* [WORK INSTRUCTION]: Extract the listing below in full, unchanged.

* [LISTED ENTRIES]:
---
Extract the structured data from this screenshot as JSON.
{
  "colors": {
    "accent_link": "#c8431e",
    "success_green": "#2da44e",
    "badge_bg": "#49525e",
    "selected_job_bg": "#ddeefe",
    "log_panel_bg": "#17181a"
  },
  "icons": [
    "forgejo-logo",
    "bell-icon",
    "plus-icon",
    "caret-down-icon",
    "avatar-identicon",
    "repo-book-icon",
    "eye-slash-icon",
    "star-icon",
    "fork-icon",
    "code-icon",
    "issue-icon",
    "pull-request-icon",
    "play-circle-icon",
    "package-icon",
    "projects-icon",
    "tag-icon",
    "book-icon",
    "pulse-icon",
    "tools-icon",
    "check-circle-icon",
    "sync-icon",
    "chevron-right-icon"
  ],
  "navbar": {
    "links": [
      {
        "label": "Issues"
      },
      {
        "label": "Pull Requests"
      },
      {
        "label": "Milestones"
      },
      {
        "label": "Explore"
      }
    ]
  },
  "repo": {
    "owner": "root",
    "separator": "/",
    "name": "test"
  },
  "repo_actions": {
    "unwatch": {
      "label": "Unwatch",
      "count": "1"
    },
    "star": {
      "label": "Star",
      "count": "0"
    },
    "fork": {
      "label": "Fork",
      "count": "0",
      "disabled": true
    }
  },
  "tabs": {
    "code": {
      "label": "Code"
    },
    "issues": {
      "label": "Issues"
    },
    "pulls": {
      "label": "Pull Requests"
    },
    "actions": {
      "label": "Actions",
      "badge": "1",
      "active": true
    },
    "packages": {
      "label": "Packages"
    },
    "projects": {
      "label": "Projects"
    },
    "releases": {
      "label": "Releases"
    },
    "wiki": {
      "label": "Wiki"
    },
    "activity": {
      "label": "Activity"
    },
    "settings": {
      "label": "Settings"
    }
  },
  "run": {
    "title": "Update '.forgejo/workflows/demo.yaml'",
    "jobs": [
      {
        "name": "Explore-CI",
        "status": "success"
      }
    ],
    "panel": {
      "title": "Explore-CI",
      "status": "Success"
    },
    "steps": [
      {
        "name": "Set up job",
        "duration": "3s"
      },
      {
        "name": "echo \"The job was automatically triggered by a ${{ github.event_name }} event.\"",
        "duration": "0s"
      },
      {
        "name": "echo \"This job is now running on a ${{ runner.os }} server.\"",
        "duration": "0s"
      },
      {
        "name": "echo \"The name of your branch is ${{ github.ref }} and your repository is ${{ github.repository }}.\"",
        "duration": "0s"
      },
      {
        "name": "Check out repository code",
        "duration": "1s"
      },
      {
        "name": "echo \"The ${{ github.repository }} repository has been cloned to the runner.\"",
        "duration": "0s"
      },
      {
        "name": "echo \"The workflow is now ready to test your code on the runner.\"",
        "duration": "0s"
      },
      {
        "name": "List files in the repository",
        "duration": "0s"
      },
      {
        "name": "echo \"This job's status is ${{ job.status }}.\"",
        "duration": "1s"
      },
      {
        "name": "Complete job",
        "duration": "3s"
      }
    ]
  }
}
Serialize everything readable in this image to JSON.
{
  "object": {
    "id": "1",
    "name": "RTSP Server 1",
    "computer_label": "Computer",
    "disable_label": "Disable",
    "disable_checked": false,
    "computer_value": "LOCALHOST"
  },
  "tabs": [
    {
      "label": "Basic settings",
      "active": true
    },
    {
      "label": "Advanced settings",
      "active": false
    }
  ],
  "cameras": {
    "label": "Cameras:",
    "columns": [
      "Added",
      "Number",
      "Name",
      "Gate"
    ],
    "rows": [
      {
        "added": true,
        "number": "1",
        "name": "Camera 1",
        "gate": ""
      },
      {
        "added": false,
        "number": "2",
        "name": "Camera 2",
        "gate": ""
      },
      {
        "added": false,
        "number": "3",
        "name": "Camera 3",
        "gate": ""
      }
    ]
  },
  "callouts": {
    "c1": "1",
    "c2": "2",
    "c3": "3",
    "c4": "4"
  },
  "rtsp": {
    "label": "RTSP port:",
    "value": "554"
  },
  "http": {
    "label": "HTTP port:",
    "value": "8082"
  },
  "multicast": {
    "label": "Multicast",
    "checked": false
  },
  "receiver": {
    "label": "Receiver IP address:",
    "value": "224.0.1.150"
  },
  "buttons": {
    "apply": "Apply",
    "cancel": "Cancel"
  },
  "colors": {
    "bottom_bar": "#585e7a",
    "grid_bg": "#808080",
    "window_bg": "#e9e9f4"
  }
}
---
* [TASK SOLUTION]:
Extract the structured data from this screenshot as JSON.
{
  "colors": {
    "accent_link": "#c8431e",
    "success_green": "#2da44e",
    "badge_bg": "#49525e",
    "selected_job_bg": "#ddeefe",
    "log_panel_bg": "#17181a"
  },
  "icons": [
    "forgejo-logo",
    "bell-icon",
    "plus-icon",
    "caret-down-icon",
    "avatar-identicon",
    "repo-book-icon",
    "eye-slash-icon",
    "star-icon",
    "fork-icon",
    "code-icon",
    "issue-icon",
    "pull-request-icon",
    "play-circle-icon",
    "package-icon",
    "projects-icon",
    "tag-icon",
    "book-icon",
    "pulse-icon",
    "tools-icon",
    "check-circle-icon",
    "sync-icon",
    "chevron-right-icon"
  ],
  "navbar": {
    "links": [
      {
        "label": "Issues"
      },
      {
        "label": "Pull Requests"
      },
      {
        "label": "Milestones"
      },
      {
        "label": "Explore"
      }
    ]
  },
  "repo": {
    "owner": "root",
    "separator": "/",
    "name": "test"
  },
  "repo_actions": {
    "unwatch": {
      "label": "Unwatch",
      "count": "1"
    },
    "star": {
      "label": "Star",
      "count": "0"
    },
    "fork": {
      "label": "Fork",
      "count": "0",
      "disabled": true
    }
  },
  "tabs": {
    "code": {
      "label": "Code"
    },
    "issues": {
      "label": "Issues"
    },
    "pulls": {
      "label": "Pull Requests"
    },
    "actions": {
      "label": "Actions",
      "badge": "1",
      "active": true
    },
    "packages": {
      "label": "Packages"
    },
    "projects": {
      "label": "Projects"
    },
    "releases": {
      "label": "Releases"
    },
    "wiki": {
      "label": "Wiki"
    },
    "activity": {
      "label": "Activity"
    },
    "settings": {
      "label": "Settings"
    }
  },
  "run": {
    "title": "Update '.forgejo/workflows/demo.yaml'",
    "jobs": [
      {
        "name": "Explore-CI",
        "status": "success"
      }
    ],
    "panel": {
      "title": "Explore-CI",
      "status": "Success"
    },
    "steps": [
      {
        "name": "Set up job",
        "duration": "3s"
      },
      {
        "name": "echo \"The job was automatically triggered by a ${{ github.event_name }} event.\"",
        "duration": "0s"
      },
      {
        "name": "echo \"This job is now running on a ${{ runner.os }} server.\"",
        "duration": "0s"
      },
      {
        "name": "echo \"The name of your branch is ${{ github.ref }} and your repository is ${{ github.repository }}.\"",
        "duration": "0s"
      },
      {
        "name": "Check out repository code",
        "duration": "1s"
      },
      {
        "name": "echo \"The ${{ github.repository }} repository has been cloned to the runner.\"",
        "duration": "0s"
      },
      {
        "name": "echo \"The workflow is now ready to test your code on the runner.\"",
        "duration": "0s"
      },
      {
        "name": "List files in the repository",
        "duration": "0s"
      },
      {
        "name": "echo \"This job's status is ${{ job.status }}.\"",
        "duration": "1s"
      },
      {
        "name": "Complete job",
        "duration": "3s"
      }
    ]
  }
}
Serialize everything readable in this image to JSON.
{
  "object": {
    "id": "1",
    "name": "RTSP Server 1",
    "computer_label": "Computer",
    "disable_label": "Disable",
    "disable_checked": false,
    "computer_value": "LOCALHOST"
  },
  "tabs": [
    {
      "label": "Basic settings",
      "active": true
    },
    {
      "label": "Advanced settings",
      "active": false
    }
  ],
  "cameras": {
    "label": "Cameras:",
    "columns": [
      "Added",
      "Number",
      "Name",
      "Gate"
    ],
    "rows": [
      {
        "added": true,
        "number": "1",
        "name": "Camera 1",
        "gate": ""
      },
      {
        "added": false,
        "number": "2",
        "name": "Camera 2",
        "gate": ""
      },
      {
        "added": false,
        "number": "3",
        "name": "Camera 3",
        "gate": ""
      }
    ]
  },
  "callouts": {
    "c1": "1",
    "c2": "2",
    "c3": "3",
    "c4": "4"
  },
  "rtsp": {
    "label": "RTSP port:",
    "value": "554"
  },
  "http": {
    "label": "HTTP port:",
    "value": "8082"
  },
  "multicast": {
    "label": "Multicast",
    "checked": false
  },
  "receiver": {
    "label": "Receiver IP address:",
    "value": "224.0.1.150"
  },
  "buttons": {
    "apply": "Apply",
    "cancel": "Cancel"
  },
  "colors": {
    "bottom_bar": "#585e7a",
    "grid_bg": "#808080",
    "window_bg": "#e9e9f4"
  }
}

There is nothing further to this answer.